BILINGUAL PLAN: The 17 educators were recruited under a program that seeks to empower Taiwanese, the envoy to the Philippines said The Taipei Economic and Cultural Office in the Philippines on Thursday hosted a send-off event for the first group of English-language teachers from the country who were recruited for a Ministry of Education-initiated program to advance bilingual education in Taiwan. The 14 teachers and three teaching assistants are part of the Taiwan Foreign English Teacher Program, which aims to help find English-language instructors for Taiwan’s public elementary and junior-high schools, the office said. Seventy-seven teachers and 11 teaching assistants from the Philippines have been hired to teach in Taiwan in the coming school year, office data showed. Among the first group is 57-year-old
Police have detained a Taoyuan couple suspected of over the past two months colluding with human trafficking rings and employment scammers in Southeast Asia to send nearly 100 Taiwanese jobseekers to Cambodia. At a media briefing in Taipei yesterday, the Criminal Investigation Bureau presented items seized from the couple, including alleged victims’ passports, forged COVID-19 vaccination records, mobile phones, bank documents, checks and cash. The man, surnamed Tsai (蔡), and his girlfriend, surnamed Tsan (詹), were taken into custody last month, after police at Taiwan Taoyuan International Airport stopped four jobseekers from boarding a flight to Phnom Penh, said Dustin Lee (李泱輯),
‘ORDINARY PEOPLE’: A man watching Taiwanese military drills said that there would be nothing anyone could do if the situation escalates in the Taiwan Strait Many people in Taiwan look upon China’s military exercises over the past week with calm resignation, doubting that war is imminent and if anything, feeling pride in their nation’s determination to defend itself. After a visit to Taiwan last week by US House of Representatives Speaker Nancy Pelosi, China has sent ships and aircraft across an unofficial buffer between Taiwan and China’s coast and missiles over Taipei and into waters surrounding the nation since Thursday last week.
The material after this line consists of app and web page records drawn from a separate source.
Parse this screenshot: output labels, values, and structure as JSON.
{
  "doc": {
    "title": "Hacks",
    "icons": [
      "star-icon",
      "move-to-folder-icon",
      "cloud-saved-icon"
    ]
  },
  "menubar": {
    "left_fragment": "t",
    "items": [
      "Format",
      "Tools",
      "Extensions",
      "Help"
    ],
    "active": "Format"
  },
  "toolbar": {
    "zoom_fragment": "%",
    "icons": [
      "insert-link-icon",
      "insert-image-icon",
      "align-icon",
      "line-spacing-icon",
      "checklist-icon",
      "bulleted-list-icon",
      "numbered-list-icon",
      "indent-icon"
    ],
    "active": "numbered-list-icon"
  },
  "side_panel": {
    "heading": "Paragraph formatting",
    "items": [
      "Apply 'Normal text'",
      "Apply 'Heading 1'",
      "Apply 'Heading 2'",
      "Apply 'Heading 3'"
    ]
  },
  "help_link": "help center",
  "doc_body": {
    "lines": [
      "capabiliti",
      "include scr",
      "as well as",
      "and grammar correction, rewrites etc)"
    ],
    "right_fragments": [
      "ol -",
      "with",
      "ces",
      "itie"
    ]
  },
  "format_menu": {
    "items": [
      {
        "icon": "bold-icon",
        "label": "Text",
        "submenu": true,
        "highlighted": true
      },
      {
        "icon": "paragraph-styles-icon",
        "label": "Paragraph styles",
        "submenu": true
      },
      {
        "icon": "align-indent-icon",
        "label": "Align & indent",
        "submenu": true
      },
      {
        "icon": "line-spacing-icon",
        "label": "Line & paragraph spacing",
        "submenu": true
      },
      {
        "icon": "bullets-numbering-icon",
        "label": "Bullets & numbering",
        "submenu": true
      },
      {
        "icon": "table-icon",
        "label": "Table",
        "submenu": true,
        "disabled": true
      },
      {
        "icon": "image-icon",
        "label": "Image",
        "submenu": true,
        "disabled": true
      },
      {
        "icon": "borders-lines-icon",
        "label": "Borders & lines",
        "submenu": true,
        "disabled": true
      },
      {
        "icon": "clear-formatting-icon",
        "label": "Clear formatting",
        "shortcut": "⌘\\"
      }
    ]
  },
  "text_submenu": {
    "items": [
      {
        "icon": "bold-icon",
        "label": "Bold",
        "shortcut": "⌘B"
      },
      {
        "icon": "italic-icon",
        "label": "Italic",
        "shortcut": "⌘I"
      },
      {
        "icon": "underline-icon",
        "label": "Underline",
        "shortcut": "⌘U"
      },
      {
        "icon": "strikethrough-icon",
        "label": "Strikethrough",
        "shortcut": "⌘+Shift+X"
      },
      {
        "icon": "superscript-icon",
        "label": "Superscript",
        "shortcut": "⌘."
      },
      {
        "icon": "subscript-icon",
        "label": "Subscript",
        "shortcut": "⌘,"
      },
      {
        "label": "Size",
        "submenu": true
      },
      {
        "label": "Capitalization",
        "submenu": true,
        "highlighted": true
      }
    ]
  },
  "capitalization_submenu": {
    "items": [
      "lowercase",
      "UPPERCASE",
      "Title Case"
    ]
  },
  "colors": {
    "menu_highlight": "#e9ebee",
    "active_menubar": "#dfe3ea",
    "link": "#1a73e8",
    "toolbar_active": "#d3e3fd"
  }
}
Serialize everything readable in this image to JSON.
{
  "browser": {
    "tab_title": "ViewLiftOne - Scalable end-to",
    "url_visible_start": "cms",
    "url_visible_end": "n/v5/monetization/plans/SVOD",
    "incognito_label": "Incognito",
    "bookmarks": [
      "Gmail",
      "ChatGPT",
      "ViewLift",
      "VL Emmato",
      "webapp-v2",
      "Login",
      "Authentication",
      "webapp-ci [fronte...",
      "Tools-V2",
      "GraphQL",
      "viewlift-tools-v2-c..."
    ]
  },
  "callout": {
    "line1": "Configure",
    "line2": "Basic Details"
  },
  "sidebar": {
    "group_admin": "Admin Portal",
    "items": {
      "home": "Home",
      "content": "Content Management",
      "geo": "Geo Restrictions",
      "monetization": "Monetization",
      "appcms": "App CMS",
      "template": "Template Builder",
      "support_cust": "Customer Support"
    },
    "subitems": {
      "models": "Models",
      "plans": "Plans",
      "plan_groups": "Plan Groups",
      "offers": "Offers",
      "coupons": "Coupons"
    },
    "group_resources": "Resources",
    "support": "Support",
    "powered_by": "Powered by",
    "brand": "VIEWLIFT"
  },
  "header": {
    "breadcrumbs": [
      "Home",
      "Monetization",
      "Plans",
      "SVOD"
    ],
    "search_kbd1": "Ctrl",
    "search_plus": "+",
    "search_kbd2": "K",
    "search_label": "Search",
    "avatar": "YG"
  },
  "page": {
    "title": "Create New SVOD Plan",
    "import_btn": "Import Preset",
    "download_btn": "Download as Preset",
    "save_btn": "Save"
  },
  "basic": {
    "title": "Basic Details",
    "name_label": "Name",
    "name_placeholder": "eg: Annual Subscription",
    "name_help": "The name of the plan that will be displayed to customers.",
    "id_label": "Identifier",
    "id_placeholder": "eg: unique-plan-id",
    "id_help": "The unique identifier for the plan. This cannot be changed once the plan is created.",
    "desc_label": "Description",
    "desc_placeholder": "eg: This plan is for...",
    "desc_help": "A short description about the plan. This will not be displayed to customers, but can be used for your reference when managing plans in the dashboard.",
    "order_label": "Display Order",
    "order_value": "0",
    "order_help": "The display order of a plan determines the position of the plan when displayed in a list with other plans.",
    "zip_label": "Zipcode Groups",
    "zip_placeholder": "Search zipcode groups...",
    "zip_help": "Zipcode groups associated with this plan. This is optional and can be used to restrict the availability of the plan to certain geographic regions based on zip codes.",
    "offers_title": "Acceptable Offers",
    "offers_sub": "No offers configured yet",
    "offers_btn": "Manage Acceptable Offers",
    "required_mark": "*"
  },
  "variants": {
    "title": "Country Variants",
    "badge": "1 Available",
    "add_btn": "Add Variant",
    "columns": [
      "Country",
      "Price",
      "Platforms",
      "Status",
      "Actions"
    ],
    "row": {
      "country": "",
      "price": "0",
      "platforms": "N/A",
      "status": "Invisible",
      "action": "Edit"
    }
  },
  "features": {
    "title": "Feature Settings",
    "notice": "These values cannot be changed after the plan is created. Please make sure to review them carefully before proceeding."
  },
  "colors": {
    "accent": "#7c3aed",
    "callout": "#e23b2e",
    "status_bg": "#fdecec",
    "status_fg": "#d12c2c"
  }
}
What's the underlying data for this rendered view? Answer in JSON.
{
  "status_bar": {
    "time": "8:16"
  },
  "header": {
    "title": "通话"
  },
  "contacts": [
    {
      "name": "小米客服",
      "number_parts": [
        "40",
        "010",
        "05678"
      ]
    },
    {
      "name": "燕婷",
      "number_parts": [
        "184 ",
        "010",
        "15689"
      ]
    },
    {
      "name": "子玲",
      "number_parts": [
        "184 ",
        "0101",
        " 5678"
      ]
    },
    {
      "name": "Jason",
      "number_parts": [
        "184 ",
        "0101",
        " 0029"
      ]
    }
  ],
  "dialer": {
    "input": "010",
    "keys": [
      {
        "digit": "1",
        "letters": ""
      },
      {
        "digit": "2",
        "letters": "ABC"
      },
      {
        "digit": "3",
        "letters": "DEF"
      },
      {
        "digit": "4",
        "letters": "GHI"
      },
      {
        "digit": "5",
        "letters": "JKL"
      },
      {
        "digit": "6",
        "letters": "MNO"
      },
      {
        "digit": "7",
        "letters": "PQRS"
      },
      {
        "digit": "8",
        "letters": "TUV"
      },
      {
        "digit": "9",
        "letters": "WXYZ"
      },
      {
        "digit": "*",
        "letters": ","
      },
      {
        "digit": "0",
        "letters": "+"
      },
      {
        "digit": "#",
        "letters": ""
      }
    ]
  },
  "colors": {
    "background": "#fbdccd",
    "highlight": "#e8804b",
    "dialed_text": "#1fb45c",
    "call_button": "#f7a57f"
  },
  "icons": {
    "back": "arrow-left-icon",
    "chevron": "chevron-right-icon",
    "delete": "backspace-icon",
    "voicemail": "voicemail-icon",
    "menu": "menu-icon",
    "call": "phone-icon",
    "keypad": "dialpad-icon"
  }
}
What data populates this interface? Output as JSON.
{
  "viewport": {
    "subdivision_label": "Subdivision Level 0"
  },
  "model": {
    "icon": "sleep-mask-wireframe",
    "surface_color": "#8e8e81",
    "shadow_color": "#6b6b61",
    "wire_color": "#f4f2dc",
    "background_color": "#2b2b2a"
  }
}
However, Rosa Chang, proudly watching her son take part in Taiwanese military exercises that included dozens of howitzers firing shells into the Taiwan Strait off
TRICKED INTO MOVING: Local governments in China do not offer any help, and Taiwanese there must compete with Chinese in an unfamiliar setting, a researcher said Beijing’s incentives for Taiwanese businesspeople to invest in China are only intended to lure them across the Taiwan Strait, after which they receive no real support, an expert said on Sunday. Over the past few years, Beijing has been offering a number of incentives that “benefit Taiwanese in name, while benefiting China in reality,” a cross-strait affairs expert said on condition of anonymity. Strategies such as the “31 incentives” are intended to lure Taiwanese talent, capital and technology to help address China’s economic issues while also furthering its “united front” efforts, they said. Local governments in China do not offer much practical